Seeds of Change: Intellectual Property Rights, Genetically Modified Soybeans and Seed Saving in the United States
Article first published online: 9 JUN 2006
Volume 46, Issue 2, pages 122–138, April 2006
How to Cite
Mascarenhas, M. and Busch, L. (2006), Seeds of Change: Intellectual Property Rights, Genetically Modified Soybeans and Seed Saving in the United States. Sociologia Ruralis, 46: 122–138. doi: 10.1111/j.1467-9523.2006.00406.x
- Issue published online: 9 JUN 2006
- Article first published online: 9 JUN 2006

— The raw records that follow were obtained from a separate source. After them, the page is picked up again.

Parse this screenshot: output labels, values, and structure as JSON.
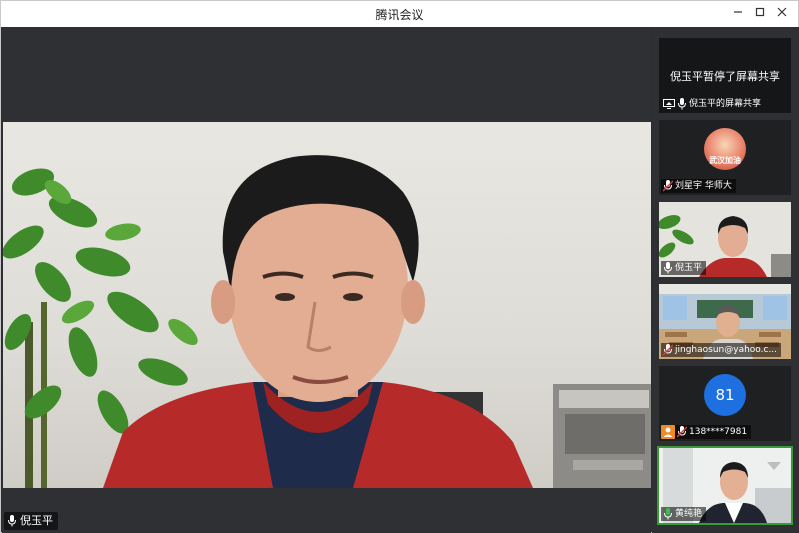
{
  "window": {
    "title": "腾讯会议",
    "min_icon": "minimize-icon",
    "max_icon": "maximize-icon",
    "close_icon": "close-icon"
  },
  "main_video": {
    "speaker_name": "倪玉平"
  },
  "sidebar": {
    "tiles": [
      {
        "type": "share",
        "message": "倪玉平暂停了屏幕共享",
        "label": "倪玉平的屏幕共享"
      },
      {
        "type": "avatar",
        "label": "刘星宇 华师大",
        "avatar_text": "武汉加油"
      },
      {
        "type": "video",
        "label": "倪玉平"
      },
      {
        "type": "video",
        "label": "jinghaosun@yahoo.c..."
      },
      {
        "type": "number",
        "label": "138****7981",
        "avatar_text": "81"
      },
      {
        "type": "video",
        "label": "黄纯艳"
      }
    ]
  },
  "colors": {
    "background": "#2e3033",
    "selected_border": "#3a9a3a",
    "number_avatar": "#1e6fe0",
    "phone_badge": "#f08a24"
  }
}
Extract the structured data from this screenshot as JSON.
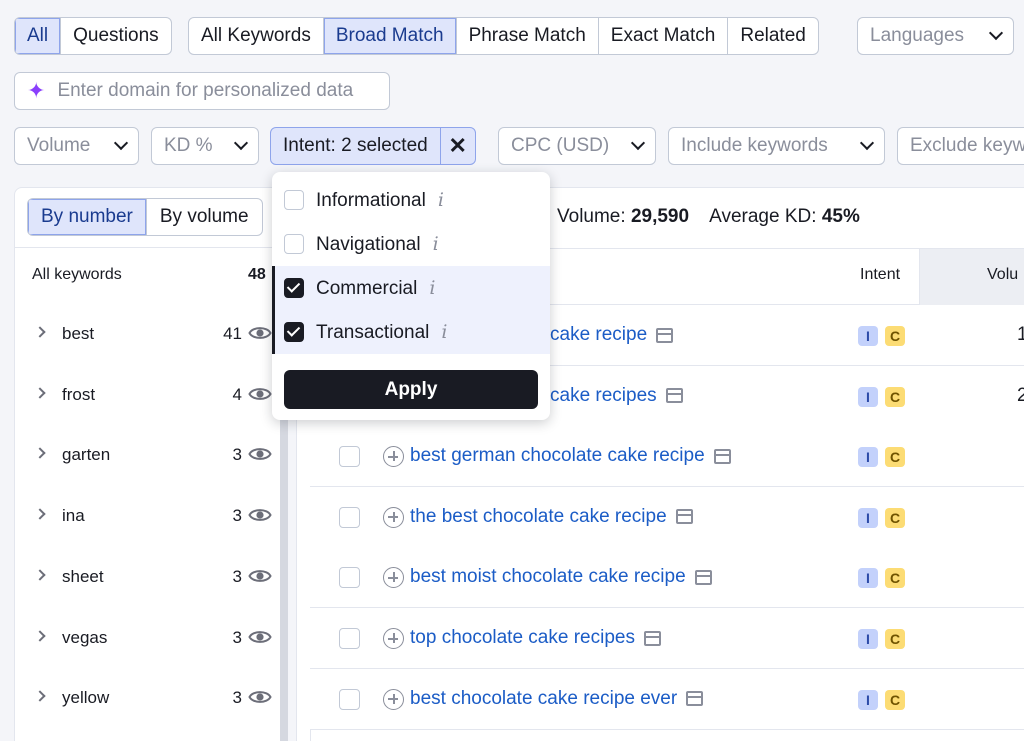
{
  "match_tabs": {
    "all": "All",
    "questions": "Questions",
    "all_keywords": "All Keywords",
    "broad_match": "Broad Match",
    "phrase_match": "Phrase Match",
    "exact_match": "Exact Match",
    "related": "Related"
  },
  "languages_placeholder": "Languages",
  "domain_placeholder": "Enter domain for personalized data",
  "filters": {
    "volume": "Volume",
    "kd": "KD %",
    "intent": "Intent: 2 selected",
    "cpc": "CPC (USD)",
    "include": "Include keywords",
    "exclude": "Exclude keyw"
  },
  "intent_popup": {
    "options": [
      {
        "label": "Informational",
        "checked": false
      },
      {
        "label": "Navigational",
        "checked": false
      },
      {
        "label": "Commercial",
        "checked": true
      },
      {
        "label": "Transactional",
        "checked": true
      }
    ],
    "apply_label": "Apply"
  },
  "group_toggle": {
    "by_number": "By number",
    "by_volume": "By volume"
  },
  "summary": {
    "volume_label": "Volume:",
    "volume_value": "29,590",
    "kd_label": "Average KD:",
    "kd_value": "45%"
  },
  "groups": {
    "all_label": "All keywords",
    "all_count": "48",
    "items": [
      {
        "name": "best",
        "count": "41"
      },
      {
        "name": "frost",
        "count": "4"
      },
      {
        "name": "garten",
        "count": "3"
      },
      {
        "name": "ina",
        "count": "3"
      },
      {
        "name": "sheet",
        "count": "3"
      },
      {
        "name": "vegas",
        "count": "3"
      },
      {
        "name": "yellow",
        "count": "3"
      }
    ]
  },
  "table": {
    "headers": {
      "intent": "Intent",
      "volume": "Volu"
    },
    "rows": [
      {
        "keyword": "cake recipe",
        "intent": [
          "I",
          "C"
        ],
        "volume": "1"
      },
      {
        "keyword": "cake recipes",
        "intent": [
          "I",
          "C"
        ],
        "volume": "2"
      },
      {
        "keyword": "best german chocolate cake recipe",
        "intent": [
          "I",
          "C"
        ],
        "volume": ""
      },
      {
        "keyword": "the best chocolate cake recipe",
        "intent": [
          "I",
          "C"
        ],
        "volume": ""
      },
      {
        "keyword": "best moist chocolate cake recipe",
        "intent": [
          "I",
          "C"
        ],
        "volume": ""
      },
      {
        "keyword": "top chocolate cake recipes",
        "intent": [
          "I",
          "C"
        ],
        "volume": ""
      },
      {
        "keyword": "best chocolate cake recipe ever",
        "intent": [
          "I",
          "C"
        ],
        "volume": ""
      }
    ]
  },
  "icons": {
    "sparkle": "sparkle-icon",
    "chevron": "chevron-down-icon",
    "close": "close-icon",
    "eye": "eye-icon",
    "plus": "add-keyword-icon",
    "serp": "serp-icon",
    "info": "info-icon"
  }
}
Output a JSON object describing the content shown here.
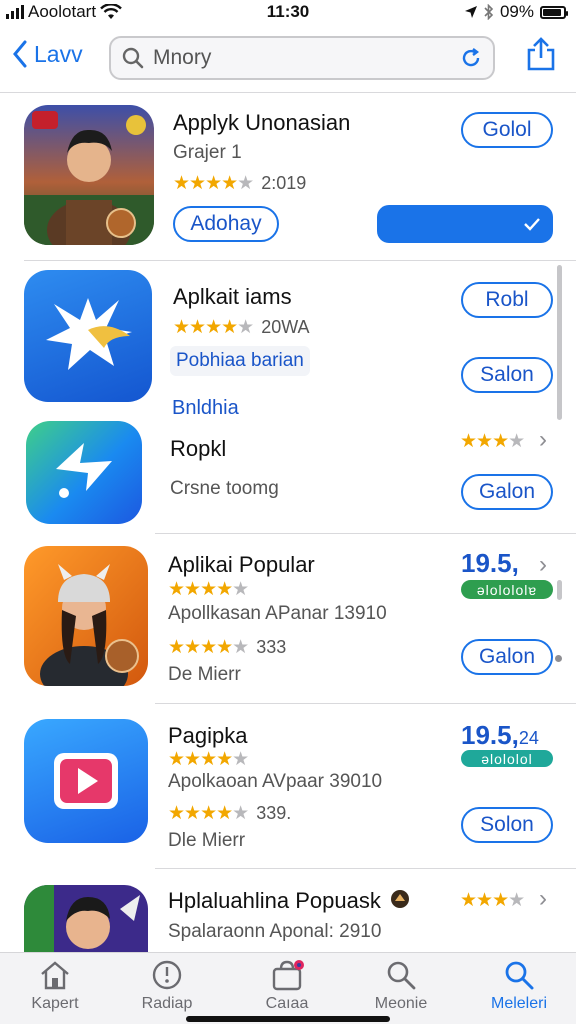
{
  "status": {
    "carrier": "Aoolotart",
    "time": "11:30",
    "battery": "09%",
    "battery_level": 0.9
  },
  "nav": {
    "back_label": "Lavv",
    "search_value": "Mnory"
  },
  "apps": [
    {
      "name": "Applyk Unonasian",
      "subtitle": "Grajer 1",
      "stars": 3.5,
      "rating_count": "2:019",
      "button1": "Golol",
      "button2": "Adohay"
    },
    {
      "name": "Aplkait iams",
      "stars": 4,
      "rating_count": "20WA",
      "badge_text": "Pobhiaa barian",
      "link": "Bnldhia",
      "button1": "Robl",
      "button2": "Salon"
    },
    {
      "name": "Ropkl",
      "subtitle": "Crsne toomg",
      "stars": 3.5,
      "button": "Galon"
    },
    {
      "name": "Aplikai Popular",
      "stars": 4,
      "subtitle": "Apollkasan APanar 13910",
      "stars2": 3.5,
      "rating_count": "333",
      "subtitle2": "De Mierr",
      "price": "19.5,",
      "tag": "ǝlolololɐ",
      "button": "Galon"
    },
    {
      "name": "Pagipka",
      "stars": 4,
      "subtitle": "Apolkaoan AVpaar 39010",
      "stars2": 3.5,
      "rating_count": "339.",
      "subtitle2": "Dle Mierr",
      "price": "19.5,",
      "price_suffix": "24",
      "tag": "ǝlololol",
      "button": "Solon"
    },
    {
      "name": "Hplaluahlina Popuask",
      "subtitle": "Spalaraonn Aponal: 2910",
      "stars": 3.5
    }
  ],
  "tabs": [
    {
      "label": "Kapert",
      "icon": "home-icon"
    },
    {
      "label": "Radiap",
      "icon": "clock-icon"
    },
    {
      "label": "Caıaa",
      "icon": "bag-icon"
    },
    {
      "label": "Meonie",
      "icon": "search-icon"
    },
    {
      "label": "Meleleri",
      "icon": "search-icon",
      "active": true
    }
  ],
  "colors": {
    "accent": "#1a73e8",
    "star": "#f2a700",
    "green_tag": "#2e9e4f",
    "teal_tag": "#1fa89a"
  }
}
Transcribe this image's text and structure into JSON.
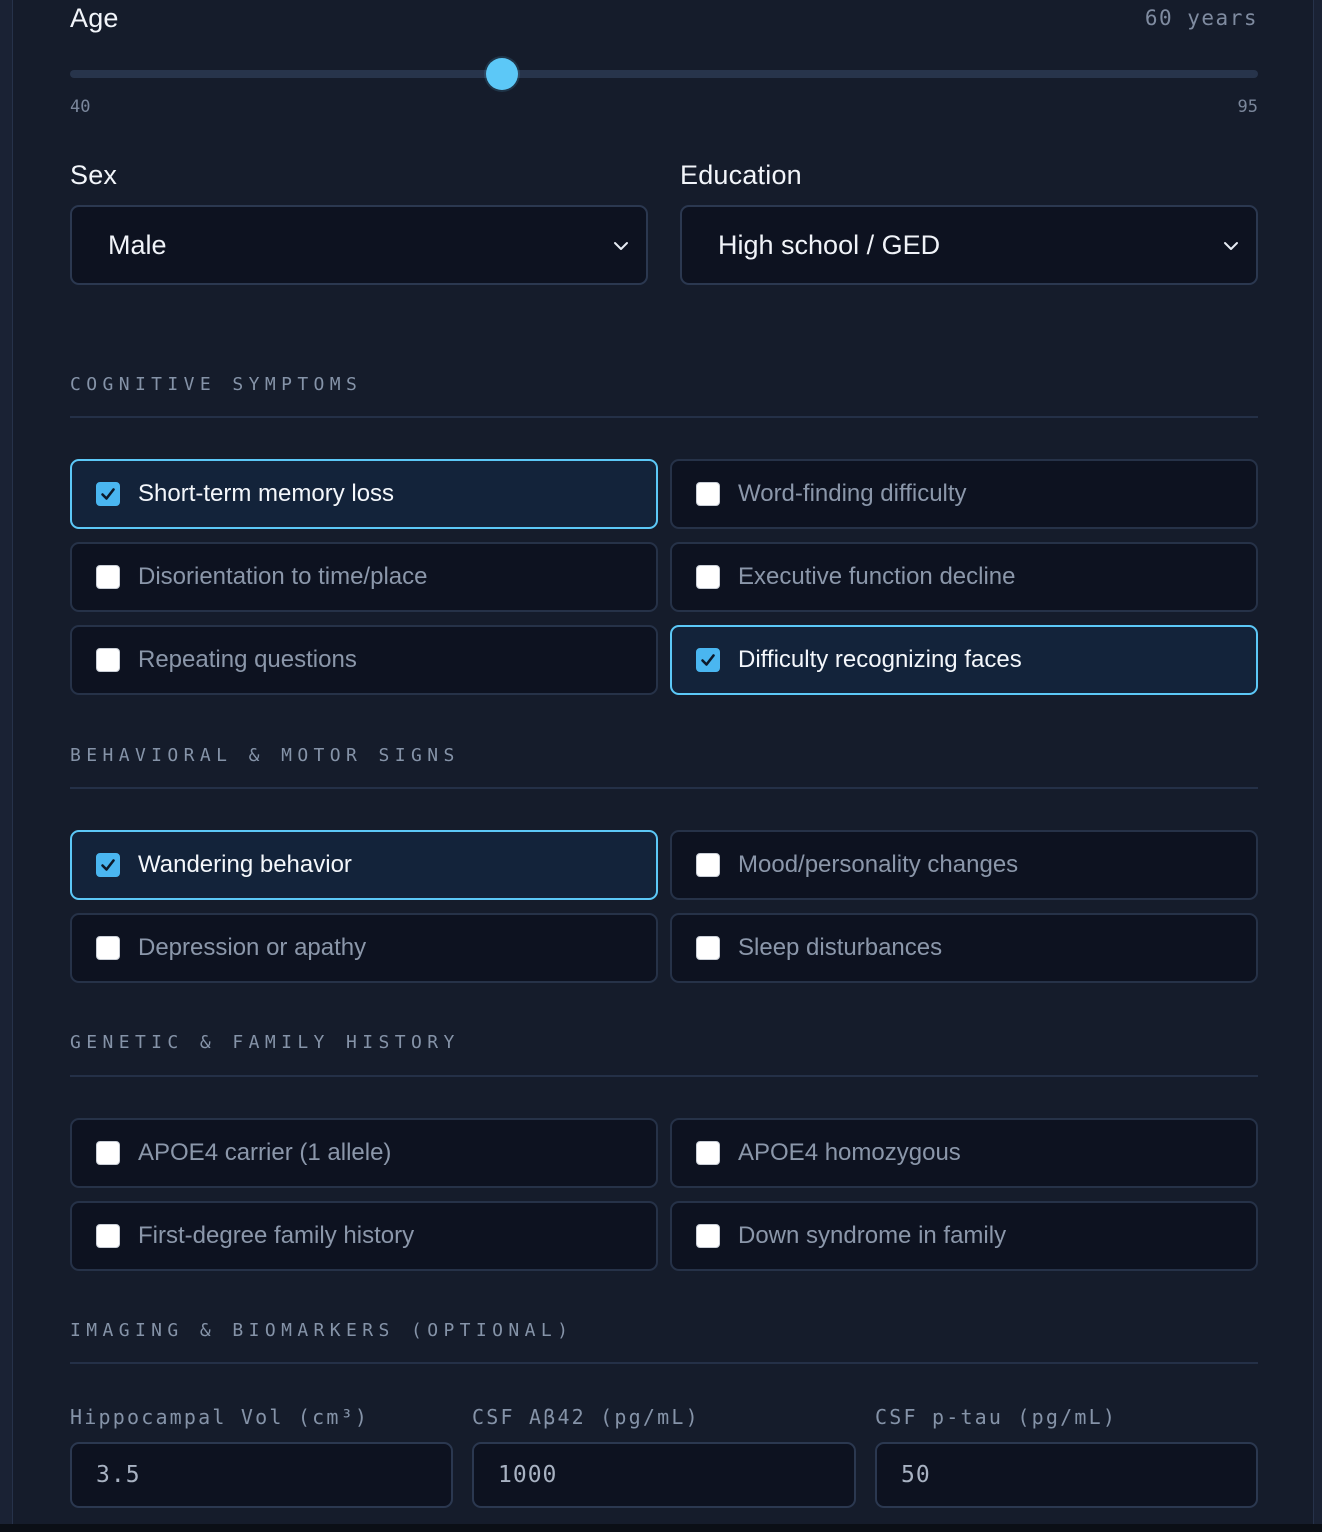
{
  "age": {
    "label": "Age",
    "value_text": "60 years",
    "min_label": "40",
    "max_label": "95",
    "value": 60,
    "min": 40,
    "max": 95
  },
  "sex": {
    "label": "Sex",
    "selected": "Male",
    "icon": "chevron-down-icon"
  },
  "education": {
    "label": "Education",
    "selected": "High school / GED",
    "icon": "chevron-down-icon"
  },
  "sections": {
    "cognitive": {
      "title": "COGNITIVE SYMPTOMS",
      "items": [
        {
          "label": "Short-term memory loss",
          "checked": true
        },
        {
          "label": "Word-finding difficulty",
          "checked": false
        },
        {
          "label": "Disorientation to time/place",
          "checked": false
        },
        {
          "label": "Executive function decline",
          "checked": false
        },
        {
          "label": "Repeating questions",
          "checked": false
        },
        {
          "label": "Difficulty recognizing faces",
          "checked": true
        }
      ]
    },
    "behavioral": {
      "title": "BEHAVIORAL & MOTOR SIGNS",
      "items": [
        {
          "label": "Wandering behavior",
          "checked": true
        },
        {
          "label": "Mood/personality changes",
          "checked": false
        },
        {
          "label": "Depression or apathy",
          "checked": false
        },
        {
          "label": "Sleep disturbances",
          "checked": false
        }
      ]
    },
    "genetic": {
      "title": "GENETIC & FAMILY HISTORY",
      "items": [
        {
          "label": "APOE4 carrier (1 allele)",
          "checked": false
        },
        {
          "label": "APOE4 homozygous",
          "checked": false
        },
        {
          "label": "First-degree family history",
          "checked": false
        },
        {
          "label": "Down syndrome in family",
          "checked": false
        }
      ]
    },
    "imaging": {
      "title": "IMAGING & BIOMARKERS (OPTIONAL)",
      "inputs": [
        {
          "label": "Hippocampal Vol (cm³)",
          "value": "3.5"
        },
        {
          "label": "CSF Aβ42 (pg/mL)",
          "value": "1000"
        },
        {
          "label": "CSF p-tau (pg/mL)",
          "value": "50"
        }
      ]
    }
  },
  "colors": {
    "accent": "#5cc8f7",
    "background": "#151c2b",
    "field_background": "#0d1220"
  }
}
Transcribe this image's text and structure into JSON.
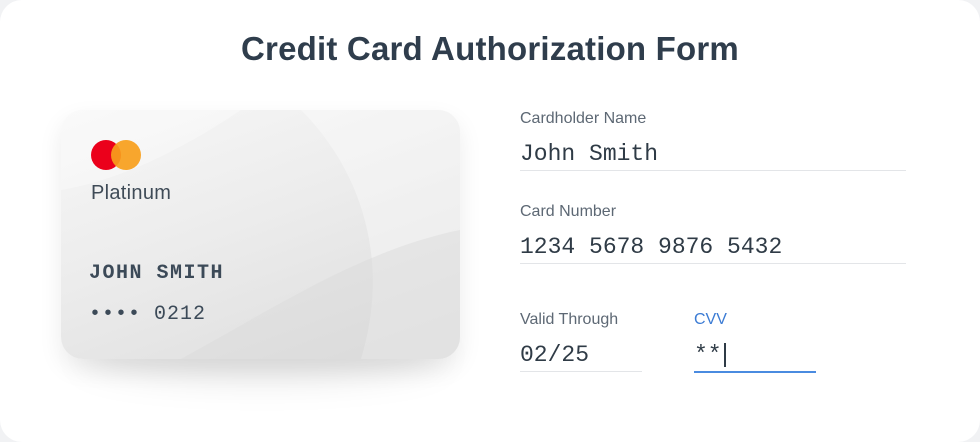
{
  "title": "Credit Card Authorization Form",
  "card": {
    "brand_icon": "mastercard-logo",
    "tier": "Platinum",
    "holder": "JOHN SMITH",
    "number_masked": "•••• 0212"
  },
  "form": {
    "cardholder_name": {
      "label": "Cardholder Name",
      "value": "John Smith"
    },
    "card_number": {
      "label": "Card Number",
      "value": "1234 5678 9876 5432"
    },
    "valid_through": {
      "label": "Valid Through",
      "value": "02/25"
    },
    "cvv": {
      "label": "CVV",
      "value": "**"
    }
  },
  "colors": {
    "accent": "#3b7bd4",
    "title": "#2f3d4c",
    "mastercard_red": "#eb001b",
    "mastercard_orange": "#f79e1b"
  }
}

Seed saving is a historical cultural phenomenon that dates back to the beginning of agriculture itself. Seeds, because of their unique characteristics – the seed contains within itself the means for its own reproduction – have offered a particularly large stumbling block to capital accumulation. In the US, intellectual property rights legislation and Supreme Court decisions have played a profound role in overcoming these unique characteristics and have made it possible for input supply companies to extract more profit from the farm production process. Our analysis of the historical seed-saving practices of soybean farmers in the US indicates that large farms have consistently saved seed in the US – as much as 60 per cent in some years. However, with the introduction of Roundup Ready® soybeans the nature of seed saving was drastically changed. We argue that the combination of expanding intellectual property rights, ‘new’ GM technology, and the ideology of the technological treadmill have successfully overcome seeds’ inherent obstacles to capitalist accumulation. In capitalising nature's production, Monsanto and other leading seed corporations have been able to incur massive profits from the licensing of commercial seed supplies. As a result, US farmers are facing further loss of control of the farm production process.